Continuing his advocacy for digital learning and connectivity in schools, Lieutenant Governor Dan Forest visited Oakview Elementary Thursday in Apex to celebrate Digital Learning Day.

The school just opened last fall and serves pre-K through fifth grade students in a growing area right outside the Triangle. Forest held up Oakview Elementary as an example of a revolutionary user of technology — something he hopes schools statewide can become. 

Forest has been advocating for the infrastructure to support the kind of teaching and learning happening at Oakview for a few years now. This year, Forest said North Carolina will be the first state in the country with high-speed broadband access in every classroom at every school. 

“Probably, it was about four years ago or so that we were…putting together a new digital learning plan for the state of North Carolina,” Forest said. He said he chose to make the bold prediction that the state could be the first to have every classroom connected. With the help of an annual $65 million investment from the federal government and $19 million from the state, they made it happen. Forest said the state now has over $100 million going to digital connectivity each year. 

Forest visited several classrooms at Oakwood but had media availability for only one — Samantha Hartman’s kindergarten class. 

At the center of the classroom was a screen with an app pulled up that helped students self-regulate their noise level with bouncing emojis. Small groups worked with tablets — some on their own and some receiving direct instruction from the teacher or teacher assistant. 

Hartman asked a more advanced reading group to type their responses to questions about a passage. Two boys were playing an interactive spelling game on a tablet, and another student was creating her own story. 

Oakview practices a B.Y.O.D. (bring your own device) policy, which Forest applauded, saying he thinks the model will foster increased parent involvement.

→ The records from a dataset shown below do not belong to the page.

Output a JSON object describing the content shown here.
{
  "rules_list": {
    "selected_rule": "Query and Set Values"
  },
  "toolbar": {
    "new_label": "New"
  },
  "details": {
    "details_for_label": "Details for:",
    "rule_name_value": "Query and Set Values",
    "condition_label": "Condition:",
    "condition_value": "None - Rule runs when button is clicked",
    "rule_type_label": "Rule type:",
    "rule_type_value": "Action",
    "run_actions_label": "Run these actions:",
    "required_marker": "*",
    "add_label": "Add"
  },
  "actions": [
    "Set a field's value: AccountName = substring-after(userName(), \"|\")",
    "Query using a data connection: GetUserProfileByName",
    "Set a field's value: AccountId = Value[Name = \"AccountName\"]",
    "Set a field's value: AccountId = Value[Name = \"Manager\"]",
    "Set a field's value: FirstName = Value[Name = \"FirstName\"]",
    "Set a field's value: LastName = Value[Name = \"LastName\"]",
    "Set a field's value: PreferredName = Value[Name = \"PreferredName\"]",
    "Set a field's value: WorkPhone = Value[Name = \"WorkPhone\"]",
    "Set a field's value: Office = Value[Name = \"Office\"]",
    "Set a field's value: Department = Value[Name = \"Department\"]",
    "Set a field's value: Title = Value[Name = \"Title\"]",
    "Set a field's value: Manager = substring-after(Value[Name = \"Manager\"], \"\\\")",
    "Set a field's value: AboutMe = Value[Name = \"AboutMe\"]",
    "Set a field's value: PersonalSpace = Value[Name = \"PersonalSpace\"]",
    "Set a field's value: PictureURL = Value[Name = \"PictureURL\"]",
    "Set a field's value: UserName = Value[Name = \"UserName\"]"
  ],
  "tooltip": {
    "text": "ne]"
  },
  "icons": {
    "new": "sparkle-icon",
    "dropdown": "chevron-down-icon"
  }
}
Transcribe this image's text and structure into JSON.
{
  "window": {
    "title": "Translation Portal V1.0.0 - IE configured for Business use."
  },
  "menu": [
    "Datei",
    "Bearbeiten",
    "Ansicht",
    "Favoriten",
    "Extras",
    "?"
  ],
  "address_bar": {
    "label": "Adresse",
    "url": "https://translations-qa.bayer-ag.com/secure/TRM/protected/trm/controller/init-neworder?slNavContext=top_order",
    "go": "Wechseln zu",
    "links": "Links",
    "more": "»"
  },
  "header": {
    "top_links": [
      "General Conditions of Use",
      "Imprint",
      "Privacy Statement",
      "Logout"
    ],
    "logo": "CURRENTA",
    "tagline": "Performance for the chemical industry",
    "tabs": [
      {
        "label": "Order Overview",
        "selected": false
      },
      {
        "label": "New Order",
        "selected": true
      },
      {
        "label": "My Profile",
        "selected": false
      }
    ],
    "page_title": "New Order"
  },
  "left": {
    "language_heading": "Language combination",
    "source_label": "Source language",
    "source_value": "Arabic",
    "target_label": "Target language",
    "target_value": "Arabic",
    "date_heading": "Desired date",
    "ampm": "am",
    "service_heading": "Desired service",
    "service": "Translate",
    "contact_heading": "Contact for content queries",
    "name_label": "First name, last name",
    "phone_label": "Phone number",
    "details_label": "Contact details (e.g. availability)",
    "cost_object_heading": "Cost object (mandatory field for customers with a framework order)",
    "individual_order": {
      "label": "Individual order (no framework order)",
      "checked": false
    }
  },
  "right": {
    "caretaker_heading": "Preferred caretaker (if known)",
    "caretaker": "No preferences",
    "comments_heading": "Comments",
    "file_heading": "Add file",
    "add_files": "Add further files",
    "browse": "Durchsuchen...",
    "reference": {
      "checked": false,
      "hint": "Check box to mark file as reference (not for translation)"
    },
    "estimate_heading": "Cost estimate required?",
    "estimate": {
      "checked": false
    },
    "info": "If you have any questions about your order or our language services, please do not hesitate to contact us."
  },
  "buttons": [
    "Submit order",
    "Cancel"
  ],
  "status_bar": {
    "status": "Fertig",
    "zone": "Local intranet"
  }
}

“I think what you’re going to see is the ability for parents to get engaged in their student’s education at a new level because of the bring-your-own-device model,” Forest said. 

He said a lot of moving parts are coming together in the education world — with dropping costs of broadband technology, digital storage, devices, and increasingly integrated curriculum.

“We have, for the first time, I believe in the history of the world, this opportunity to do what you’re doing here…to be able to customize content and curriculum to every single student.”

In low-wealth schools, the question of how the digital learning movement will be tailored to students’ needs is an ongoing one. Forest said he expects North Carolina, despite its large rural regions, to be one of the first states to reach the “last mile,” which means having every home connected to Internet. 

In response to a question from EducationNC on how to make sure students without Internet access at home don’t fall behind, Forest said there’s not as much of a gap as one might think.

He said, most of the time, children can upload all the materials they need to do their homework while in the school building.

“They may not have full access like a lot of students do to all the content that’s available out there, so there is still a gap, but the gap’s not as large as it was,” Forest said. “I think, when it comes to parental involvement, I think that’s where you really see the connection happening.”

Watch Forest’s full remarks below, followed by some words from Oakview Elementary Principal Steve Moore. 

Liz Bell

Liz Bell is the early childhood reporter for EducationNC.